Poland’s ruling conservatives have won a convincing victory over a coalition of opposition parties in the country’s elections to the European Parliament, according to data announced by electoral officials on Monday.
With 99.25 percent of the ballots counted, the governing Law and Justice (PiS) party had 45.57 percent of the vote, while its arch-rival, the European Coalition alliance of opposition parties, had 38.29 percent, the National Electoral Commission said.
The socially liberal Wiosna (Spring) grouping, which appeared only recently in Polish politics, finished third in Sunday’s elections with 6.04 percent, according to the data released by the National Electoral Commission.
No other grouping crossed the 5 percent threshold needed to get into the European Parliament under Polish election rules.
An exit poll had pointed to a less convincing win for Poland’s ruling conservatives.
Turnout was 45.61 percent, the highest so far in a European Parliament ballot in Poland.
Poles went to the ballot box to choose 52 deputies to the European Parliament, the directly elected parliamentary institution of the European Union, which their country joined in 2004.
The National Electoral Commission was expected to release the final results of the vote later on Monday.

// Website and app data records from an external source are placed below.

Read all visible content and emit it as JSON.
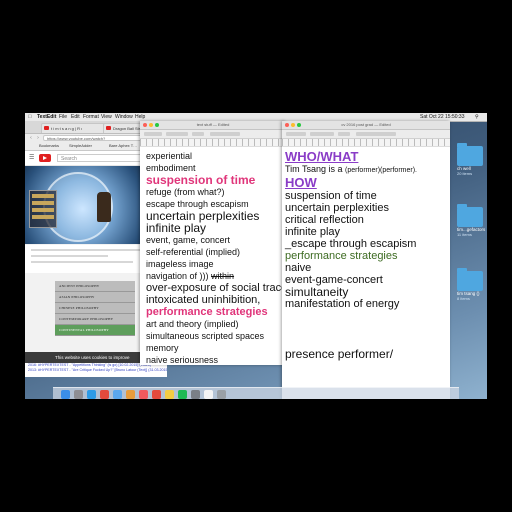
{
  "menubar": {
    "apple": "",
    "items": [
      "TextEdit",
      "File",
      "Edit",
      "Format",
      "View",
      "Window",
      "Help"
    ],
    "clock": "Sat Oct 22  15:50:33"
  },
  "browser": {
    "tabs": [
      "t i m t s a n g | R ı",
      "Dragon Ball Str…"
    ],
    "url": "https://www.youtube.com/watch?",
    "bookmarks": [
      "Bookmarks",
      "SimpleAdder",
      "Bare Aphex T…"
    ],
    "search_placeholder": "Search",
    "philosophy_header": "",
    "philosophy_items": [
      "ANCIENT PHILOSOPHY",
      "ASIAN PHILOSOPHY",
      "CHINESE PHILOSOPHY",
      "CONTEMPORARY PHILOSOPHY",
      "CONTINENTAL PHILOSOPHY"
    ],
    "cookie_text": "This website uses cookies to improve",
    "bottom_links": [
      "2016: #HYPERTEXTEST - \"Appetitions Thinking\" (is go) [10.02.2015] (Video)",
      "2013: #HYPERTEXTEST - \"Are Critique Fucked Up?\" [Bruno Latour (Text)] (31.03.2015) (Video)"
    ]
  },
  "doc1": {
    "title": "text stuff — Edited",
    "lines": [
      {
        "text": "experiential",
        "style": "s9"
      },
      {
        "text": "embodiment",
        "style": "s9"
      },
      {
        "text": "suspension of time",
        "style": "s12 pink"
      },
      {
        "text": "refuge (from what?)",
        "style": "s9"
      },
      {
        "text": "escape through escapism",
        "style": "s9"
      },
      {
        "text": "uncertain perplexities",
        "style": "s12"
      },
      {
        "text": "infinite play",
        "style": "s12"
      },
      {
        "text": "event, game, concert",
        "style": "s9"
      },
      {
        "text": "self-referential (implied)",
        "style": "s9"
      },
      {
        "text": "imageless image",
        "style": "s9"
      },
      {
        "text": "navigation of ))) within",
        "style": "s9"
      },
      {
        "text": "over-exposure of social trace",
        "style": "s11"
      },
      {
        "text": "intoxicated uninhibition,",
        "style": "s11"
      },
      {
        "text": "performance strategies",
        "style": "s11 pink"
      },
      {
        "text": "art and theory (implied)",
        "style": "s9"
      },
      {
        "text": "simultaneous scripted spaces",
        "style": "s9"
      },
      {
        "text": "memory",
        "style": "s9"
      },
      {
        "text": "naive seriousness",
        "style": "s9"
      }
    ]
  },
  "doc2": {
    "title": "cv 2016 post grad — Edited",
    "heading1": "WHO/WHAT",
    "who_line_1": "Tim Tsang is a ",
    "who_line_2": "(performer)(performer).",
    "heading2": "HOW",
    "lines": [
      {
        "text": "suspension of time",
        "style": "s11"
      },
      {
        "text": "uncertain perplexities",
        "style": "s11"
      },
      {
        "text": "critical reflection",
        "style": "s11"
      },
      {
        "text": "infinite play",
        "style": "s11"
      },
      {
        "text": "_escape through escapism",
        "style": "s11"
      },
      {
        "text": "performance strategies",
        "style": "s11 green"
      },
      {
        "text": "naive",
        "style": "s11"
      },
      {
        "text": "event-game-concert",
        "style": "s11"
      },
      {
        "text": "simultaneity",
        "style": "s12"
      },
      {
        "text": "manifestation of energy",
        "style": "s11"
      }
    ],
    "bottom_text": "presence performer/"
  },
  "desktop": [
    {
      "label": "ch well",
      "sub": "20 items"
    },
    {
      "label": "tim...gefactors",
      "sub": "11 items"
    },
    {
      "label": "tim tsang ()",
      "sub": "8 items"
    }
  ],
  "dock": [
    "Finder",
    "Launchpad",
    "Safari",
    "Chrome",
    "Mail",
    "Photos",
    "Music",
    "Calendar",
    "Notes",
    "Spotify",
    "System Preferences",
    "TextEdit",
    "Trash"
  ]
}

Sunday’s vote was a key test for Poland’s political parties ahead of parliamentary elections in the autumn.